Coding by change type, so managers can determine what kind of work this team is doing(e.g. building new features, refactoring). For example, 8% of coding work is Rework.
The bottom of the page lists a team’s most active issues within the selected time frame, along with relevant details, including:
Title of the Issue with a link to it in Jira
Issue Health, an alerting system for risky Issues, based on your definition of risk(configured in Settings > Health Check > Issue Health).
Activity, a synthetic metric that summarizes how much engineering time and attention has been spent on a particular Issue. A higher Activity Issue is higher risk, and thus an opportunity for further investigation.
Assignee of the Issue
Clicking into an issue will bring up a drill-down of all the Pull Requests associated with that issue key, along with each PR’s Health, Activity, and Age.
Jira Metrics Included in Daily Stand-up E-mail
Velocity’s stand-up report includes a breakdown of Traceability and Active Issues per contributor, so that managers can get a sense of how much unplanned work and active issues their engineers are taking on.
The Workload Report, found in Velocity’s Team360, pulls data from Jira to give managers a clear picture of all the development projects engineers are working on at a given point in time.
When you click into the report, you’ll find two modules:
The top module features a bar graph visualization of all active and inactive issues per contributor, so managers can see how work is distributed across their team.
The bottom module provides a more granular view of the specific units of work (tasks, bugs, epics, etc.) on each contributors’ plate.
Add Project Management Tracking and Projects in Settings
We've added settings for users to configure their project management trackers in Velocity and add projects from Jira.
To connect your Jira instance, head into Settings > Organize > Projects and click Add Project.
Velocity currently offers the following JIRA metrics:
The time from when an issue is first moved to a JIRA status of “In Progress,” “Started” or “In Development” to when it is resolved.
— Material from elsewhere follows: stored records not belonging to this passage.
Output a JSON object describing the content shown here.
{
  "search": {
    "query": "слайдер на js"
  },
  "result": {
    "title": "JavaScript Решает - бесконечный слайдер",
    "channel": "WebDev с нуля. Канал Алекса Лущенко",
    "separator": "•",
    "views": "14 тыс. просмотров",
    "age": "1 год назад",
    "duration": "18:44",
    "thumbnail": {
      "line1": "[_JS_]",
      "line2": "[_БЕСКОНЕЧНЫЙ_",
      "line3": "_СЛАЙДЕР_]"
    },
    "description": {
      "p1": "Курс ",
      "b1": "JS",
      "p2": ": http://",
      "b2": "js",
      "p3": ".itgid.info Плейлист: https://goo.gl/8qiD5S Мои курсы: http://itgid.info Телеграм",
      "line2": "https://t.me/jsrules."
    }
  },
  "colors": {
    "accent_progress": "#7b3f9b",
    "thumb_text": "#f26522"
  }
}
The number of issues that went from a JIRA status of “In Progress”, “Started” or “In Development” to a status of “Done,” “Fixed” or “Resolved.”
The total number of Issues that went to a resolved state.
The total count of Issues Opened over a given period of time.
The time from when an issue is created to when it is resolved.
The percentage of completed issues that backtracked to a previous state (for example, from “In Review” back to “In Progress”) at least once.
The portion of code changes that are tracked by an issue.